Even if the paper mentioned in the previous post is not ready yet for publication, we have already given a few presentations about the European perspective on the network neutrality debate.
First came the Workshop on Commons Theory for Young Scholars, organised jointly by the Max Planck Institute for research on collective goods in Bonn and by the Center for Internet and Society of Stanford University. At the Workshop, Network Neutrality has been the most discussed issue of application of Commons Theory (perhaps also thanks to the presence of Larry Lessig and Tim Wu) and the participants were very interested in the peculiarities that make the European context different from the American one.
The following venue was the Symposium Netneutraliteit in The Hague, of which a report (unfortunately only in Dutch) is available here (note the nice picture at the end of the page) and another one here.

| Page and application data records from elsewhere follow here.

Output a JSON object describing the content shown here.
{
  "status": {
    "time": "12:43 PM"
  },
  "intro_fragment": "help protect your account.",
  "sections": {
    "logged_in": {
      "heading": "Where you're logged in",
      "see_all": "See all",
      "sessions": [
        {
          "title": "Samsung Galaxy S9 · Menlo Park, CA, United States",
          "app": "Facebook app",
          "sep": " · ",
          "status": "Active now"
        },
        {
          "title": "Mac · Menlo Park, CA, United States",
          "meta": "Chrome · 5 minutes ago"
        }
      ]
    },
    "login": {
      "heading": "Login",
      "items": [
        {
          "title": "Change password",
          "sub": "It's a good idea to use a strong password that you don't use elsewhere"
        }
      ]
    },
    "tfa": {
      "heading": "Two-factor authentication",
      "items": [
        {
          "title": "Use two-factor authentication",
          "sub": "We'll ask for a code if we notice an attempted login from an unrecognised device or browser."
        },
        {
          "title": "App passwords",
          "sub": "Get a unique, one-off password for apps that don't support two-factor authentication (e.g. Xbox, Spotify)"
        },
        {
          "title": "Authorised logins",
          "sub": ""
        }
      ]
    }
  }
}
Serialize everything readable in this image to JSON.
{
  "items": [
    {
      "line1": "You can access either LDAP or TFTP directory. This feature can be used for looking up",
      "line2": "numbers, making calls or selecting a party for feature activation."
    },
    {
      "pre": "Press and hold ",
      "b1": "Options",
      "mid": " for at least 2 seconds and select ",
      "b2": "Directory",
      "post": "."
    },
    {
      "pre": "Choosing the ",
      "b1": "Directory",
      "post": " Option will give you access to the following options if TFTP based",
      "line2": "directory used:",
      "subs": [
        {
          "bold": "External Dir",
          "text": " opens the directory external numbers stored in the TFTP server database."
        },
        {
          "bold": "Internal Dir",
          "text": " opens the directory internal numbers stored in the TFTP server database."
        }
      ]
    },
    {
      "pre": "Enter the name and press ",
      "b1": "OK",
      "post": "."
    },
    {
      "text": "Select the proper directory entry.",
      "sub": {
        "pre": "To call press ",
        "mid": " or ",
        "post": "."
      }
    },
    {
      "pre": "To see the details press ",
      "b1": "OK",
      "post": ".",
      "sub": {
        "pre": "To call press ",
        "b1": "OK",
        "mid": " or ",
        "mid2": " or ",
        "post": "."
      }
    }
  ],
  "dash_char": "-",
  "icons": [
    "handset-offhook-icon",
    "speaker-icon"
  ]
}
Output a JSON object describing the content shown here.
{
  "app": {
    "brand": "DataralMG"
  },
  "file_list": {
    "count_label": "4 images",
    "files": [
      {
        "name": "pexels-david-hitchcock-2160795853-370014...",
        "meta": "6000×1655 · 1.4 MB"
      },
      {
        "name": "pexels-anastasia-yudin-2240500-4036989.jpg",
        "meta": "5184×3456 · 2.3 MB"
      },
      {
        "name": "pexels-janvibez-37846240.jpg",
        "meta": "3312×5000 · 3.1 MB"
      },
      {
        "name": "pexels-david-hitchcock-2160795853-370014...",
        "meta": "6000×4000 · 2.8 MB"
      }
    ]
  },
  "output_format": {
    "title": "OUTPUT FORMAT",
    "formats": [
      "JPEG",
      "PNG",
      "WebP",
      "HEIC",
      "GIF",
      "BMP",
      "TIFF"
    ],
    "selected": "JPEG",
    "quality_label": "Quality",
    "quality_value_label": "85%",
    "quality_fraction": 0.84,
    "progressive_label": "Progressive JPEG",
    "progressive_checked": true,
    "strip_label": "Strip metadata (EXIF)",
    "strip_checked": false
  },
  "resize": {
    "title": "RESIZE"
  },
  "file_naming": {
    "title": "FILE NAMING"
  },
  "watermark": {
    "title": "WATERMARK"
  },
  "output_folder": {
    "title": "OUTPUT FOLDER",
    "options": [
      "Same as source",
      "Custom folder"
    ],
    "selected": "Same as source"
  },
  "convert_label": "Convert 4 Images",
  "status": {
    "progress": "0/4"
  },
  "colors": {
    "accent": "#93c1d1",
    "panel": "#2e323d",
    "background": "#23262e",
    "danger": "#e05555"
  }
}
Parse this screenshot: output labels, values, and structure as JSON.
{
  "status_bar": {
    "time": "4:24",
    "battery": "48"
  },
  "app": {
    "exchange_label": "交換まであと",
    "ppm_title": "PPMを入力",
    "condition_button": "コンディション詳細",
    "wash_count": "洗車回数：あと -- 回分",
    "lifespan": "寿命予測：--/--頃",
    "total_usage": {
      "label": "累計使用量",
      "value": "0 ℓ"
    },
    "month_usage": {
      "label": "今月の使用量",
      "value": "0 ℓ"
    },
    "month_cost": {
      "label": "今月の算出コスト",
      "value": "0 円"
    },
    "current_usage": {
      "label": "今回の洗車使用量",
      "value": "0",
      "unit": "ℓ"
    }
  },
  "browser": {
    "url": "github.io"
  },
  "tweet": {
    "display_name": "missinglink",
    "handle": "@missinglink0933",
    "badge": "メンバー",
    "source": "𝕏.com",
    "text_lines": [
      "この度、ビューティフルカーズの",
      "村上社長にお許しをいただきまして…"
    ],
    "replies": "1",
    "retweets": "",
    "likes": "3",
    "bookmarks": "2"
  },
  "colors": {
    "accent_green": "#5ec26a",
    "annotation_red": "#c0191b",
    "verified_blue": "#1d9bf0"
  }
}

An interesting point was made on the connection between Net Neutrality and ISPs liability for the content they carry: when there is no 'neutrality' and ISPs exercise control on traffic, they incur in liability. Would ISPs really want this?
Further presentations were made at the College of Europe in Bruges at the Third ELEA Symposium (European Law and Economic Analysis) and then at the Dutch Competition Authority (NMA).
Lessons learned: the topic is very technical and requires an introduction; what the problem is with network neutrality may not be so clear, hence further introduction is needed; the presentation tends to be quite long; we should hurry up with finishing the paper.
A final note: even if I cannot post the paper yet, I can show a nice picture of the authors: